[What you are asked to do]
Output the line that contains "What's the underlying" and every line after it to the end of the entries, with nothing added or left out.

[Input data]
○ ○ ○ ○ ○
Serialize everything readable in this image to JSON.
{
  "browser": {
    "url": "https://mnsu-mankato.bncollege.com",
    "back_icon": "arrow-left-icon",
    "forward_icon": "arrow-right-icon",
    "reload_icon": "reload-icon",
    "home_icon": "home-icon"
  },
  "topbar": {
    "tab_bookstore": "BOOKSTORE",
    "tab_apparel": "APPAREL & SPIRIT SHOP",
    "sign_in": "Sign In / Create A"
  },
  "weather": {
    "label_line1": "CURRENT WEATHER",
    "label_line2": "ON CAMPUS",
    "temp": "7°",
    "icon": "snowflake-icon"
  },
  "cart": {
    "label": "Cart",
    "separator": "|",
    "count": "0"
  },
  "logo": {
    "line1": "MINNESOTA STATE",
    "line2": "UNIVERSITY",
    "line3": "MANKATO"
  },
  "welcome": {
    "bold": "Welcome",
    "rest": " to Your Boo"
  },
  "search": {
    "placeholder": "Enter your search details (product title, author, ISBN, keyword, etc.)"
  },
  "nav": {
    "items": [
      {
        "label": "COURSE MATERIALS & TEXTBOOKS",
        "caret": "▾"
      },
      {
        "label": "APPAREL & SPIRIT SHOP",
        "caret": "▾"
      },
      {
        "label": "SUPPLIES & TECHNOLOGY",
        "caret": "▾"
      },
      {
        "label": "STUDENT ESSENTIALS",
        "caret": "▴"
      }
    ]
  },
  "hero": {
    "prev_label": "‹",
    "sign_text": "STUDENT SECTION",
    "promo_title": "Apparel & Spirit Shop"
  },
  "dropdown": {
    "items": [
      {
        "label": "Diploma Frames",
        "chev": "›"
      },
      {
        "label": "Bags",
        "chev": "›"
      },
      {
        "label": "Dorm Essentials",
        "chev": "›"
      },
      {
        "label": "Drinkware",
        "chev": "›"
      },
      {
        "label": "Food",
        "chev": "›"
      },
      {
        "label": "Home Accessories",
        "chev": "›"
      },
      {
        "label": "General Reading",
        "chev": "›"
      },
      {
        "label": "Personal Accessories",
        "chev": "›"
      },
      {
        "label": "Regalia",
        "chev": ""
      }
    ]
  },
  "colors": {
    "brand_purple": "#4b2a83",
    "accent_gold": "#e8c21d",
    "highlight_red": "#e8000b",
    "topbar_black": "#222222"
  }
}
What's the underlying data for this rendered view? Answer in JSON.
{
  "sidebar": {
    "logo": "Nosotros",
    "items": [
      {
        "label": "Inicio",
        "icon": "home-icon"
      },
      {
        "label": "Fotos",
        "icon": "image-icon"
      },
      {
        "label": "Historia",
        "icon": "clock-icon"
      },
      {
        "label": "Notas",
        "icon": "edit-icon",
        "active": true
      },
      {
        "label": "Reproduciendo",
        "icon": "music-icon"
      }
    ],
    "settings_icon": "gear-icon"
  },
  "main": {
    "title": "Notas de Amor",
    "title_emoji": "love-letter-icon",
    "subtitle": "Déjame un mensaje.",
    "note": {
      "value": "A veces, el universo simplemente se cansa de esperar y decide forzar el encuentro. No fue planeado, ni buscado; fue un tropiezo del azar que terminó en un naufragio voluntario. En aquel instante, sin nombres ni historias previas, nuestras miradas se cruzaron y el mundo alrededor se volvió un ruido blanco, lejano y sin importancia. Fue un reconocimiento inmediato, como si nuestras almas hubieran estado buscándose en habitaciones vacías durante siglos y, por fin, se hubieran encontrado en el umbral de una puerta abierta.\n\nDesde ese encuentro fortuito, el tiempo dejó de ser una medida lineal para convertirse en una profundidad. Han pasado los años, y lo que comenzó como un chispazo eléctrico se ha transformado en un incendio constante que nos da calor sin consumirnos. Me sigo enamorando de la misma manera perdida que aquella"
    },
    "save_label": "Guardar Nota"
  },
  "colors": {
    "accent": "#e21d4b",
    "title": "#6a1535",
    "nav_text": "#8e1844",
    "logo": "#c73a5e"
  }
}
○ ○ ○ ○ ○
[Response]
What's the underlying data for this rendered view? Answer in JSON.
{
  "sidebar": {
    "logo": "Nosotros",
    "items": [
      {
        "label": "Inicio",
        "icon": "home-icon"
      },
      {
        "label": "Fotos",
        "icon": "image-icon"
      },
      {
        "label": "Historia",
        "icon": "clock-icon"
      },
      {
        "label": "Notas",
        "icon": "edit-icon",
        "active": true
      },
      {
        "label": "Reproduciendo",
        "icon": "music-icon"
      }
    ],
    "settings_icon": "gear-icon"
  },
  "main": {
    "title": "Notas de Amor",
    "title_emoji": "love-letter-icon",
    "subtitle": "Déjame un mensaje.",
    "note": {
      "value": "A veces, el universo simplemente se cansa de esperar y decide forzar el encuentro. No fue planeado, ni buscado; fue un tropiezo del azar que terminó en un naufragio voluntario. En aquel instante, sin nombres ni historias previas, nuestras miradas se cruzaron y el mundo alrededor se volvió un ruido blanco, lejano y sin importancia. Fue un reconocimiento inmediato, como si nuestras almas hubieran estado buscándose en habitaciones vacías durante siglos y, por fin, se hubieran encontrado en el umbral de una puerta abierta.\n\nDesde ese encuentro fortuito, el tiempo dejó de ser una medida lineal para convertirse en una profundidad. Han pasado los años, y lo que comenzó como un chispazo eléctrico se ha transformado en un incendio constante que nos da calor sin consumirnos. Me sigo enamorando de la misma manera perdida que aquella"
    },
    "save_label": "Guardar Nota"
  },
  "colors": {
    "accent": "#e21d4b",
    "title": "#6a1535",
    "nav_text": "#8e1844",
    "logo": "#c73a5e"
  }
}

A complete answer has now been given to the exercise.